(Records from a collection)

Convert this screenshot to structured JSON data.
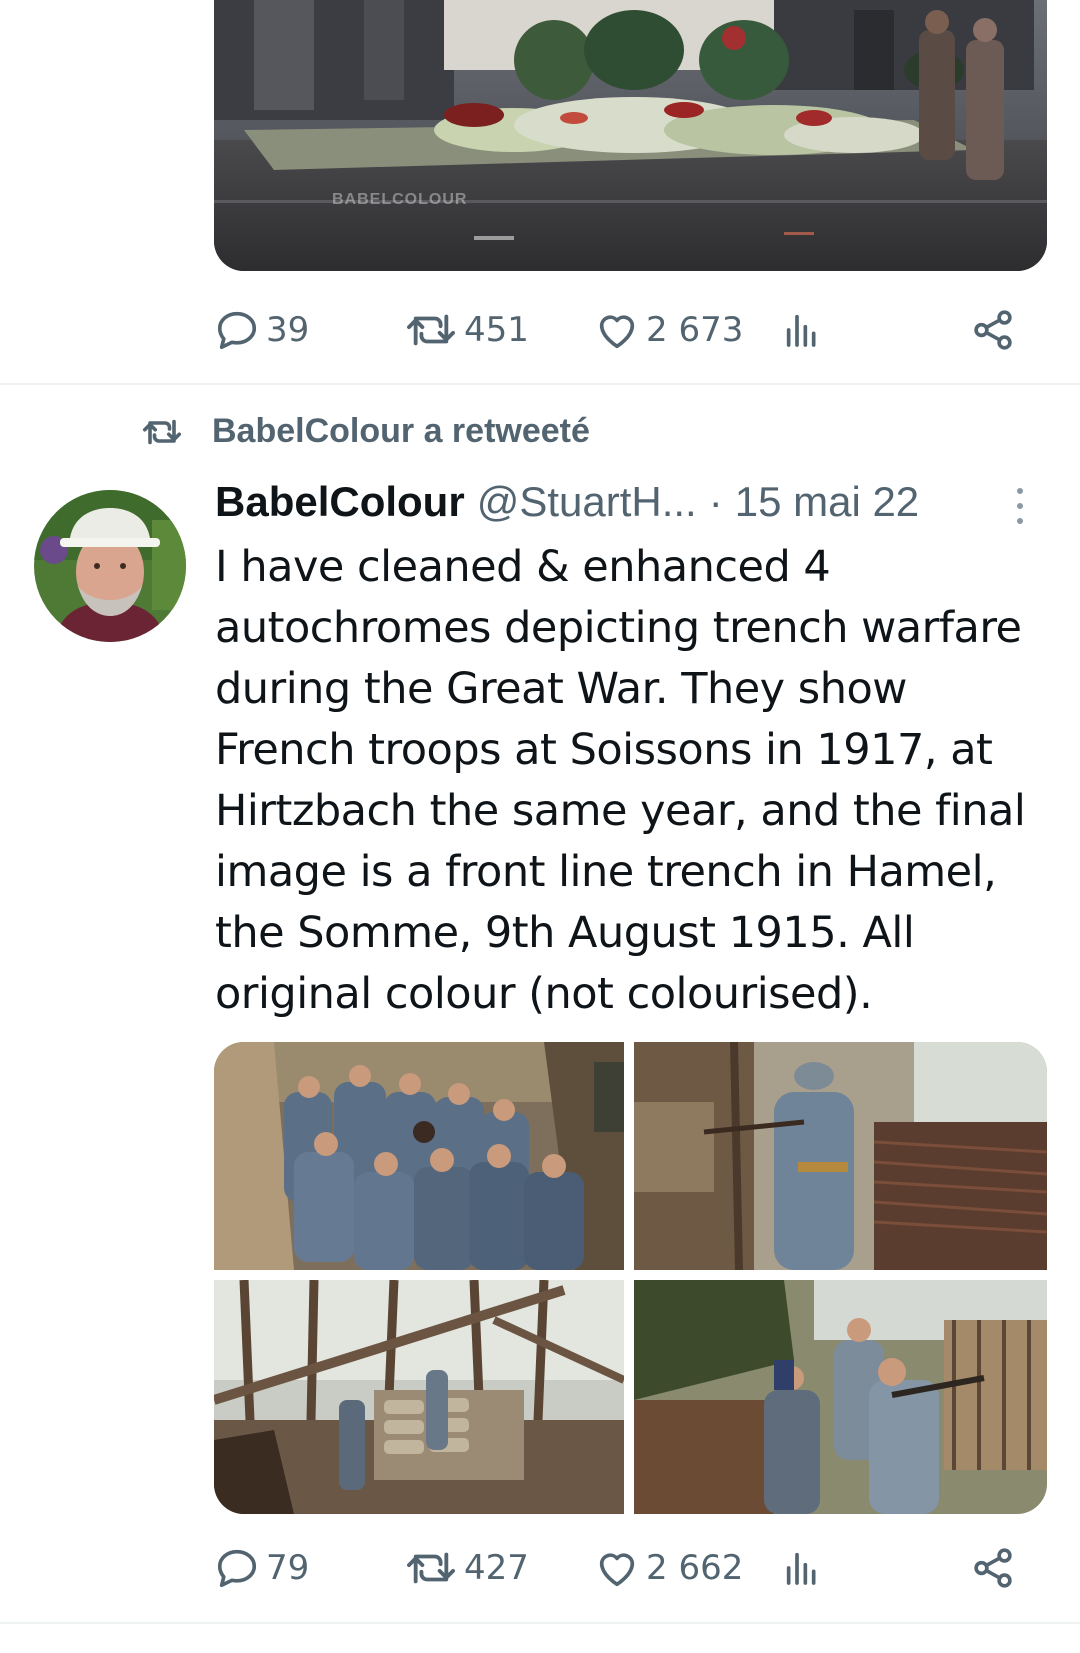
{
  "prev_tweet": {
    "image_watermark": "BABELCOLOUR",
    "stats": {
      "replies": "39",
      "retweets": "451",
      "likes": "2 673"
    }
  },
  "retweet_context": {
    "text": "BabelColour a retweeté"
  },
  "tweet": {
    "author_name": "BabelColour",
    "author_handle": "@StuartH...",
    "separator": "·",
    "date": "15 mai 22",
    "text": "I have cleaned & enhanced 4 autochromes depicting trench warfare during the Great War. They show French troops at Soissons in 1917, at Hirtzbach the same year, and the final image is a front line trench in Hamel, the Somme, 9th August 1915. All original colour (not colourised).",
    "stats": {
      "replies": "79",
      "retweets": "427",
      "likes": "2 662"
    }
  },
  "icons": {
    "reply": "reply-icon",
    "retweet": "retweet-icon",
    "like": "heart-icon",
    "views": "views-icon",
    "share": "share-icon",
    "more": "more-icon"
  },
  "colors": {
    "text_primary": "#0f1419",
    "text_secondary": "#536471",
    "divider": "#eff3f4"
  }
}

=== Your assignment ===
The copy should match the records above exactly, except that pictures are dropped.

=== Task output ===
Convert this screenshot to structured JSON data.
{
  "prev_tweet": {
    "image_watermark": "BABELCOLOUR",
    "stats": {
      "replies": "39",
      "retweets": "451",
      "likes": "2 673"
    }
  },
  "retweet_context": {
    "text": "BabelColour a retweeté"
  },
  "tweet": {
    "author_name": "BabelColour",
    "author_handle": "@StuartH...",
    "separator": "·",
    "date": "15 mai 22",
    "text": "I have cleaned & enhanced 4 autochromes depicting trench warfare during the Great War. They show French troops at Soissons in 1917, at Hirtzbach the same year, and the final image is a front line trench in Hamel, the Somme, 9th August 1915. All original colour (not colourised).",
    "stats": {
      "replies": "79",
      "retweets": "427",
      "likes": "2 662"
    }
  },
  "icons": {
    "reply": "reply-icon",
    "retweet": "retweet-icon",
    "like": "heart-icon",
    "views": "views-icon",
    "share": "share-icon",
    "more": "more-icon"
  },
  "colors": {
    "text_primary": "#0f1419",
    "text_secondary": "#536471",
    "divider": "#eff3f4"
  }
}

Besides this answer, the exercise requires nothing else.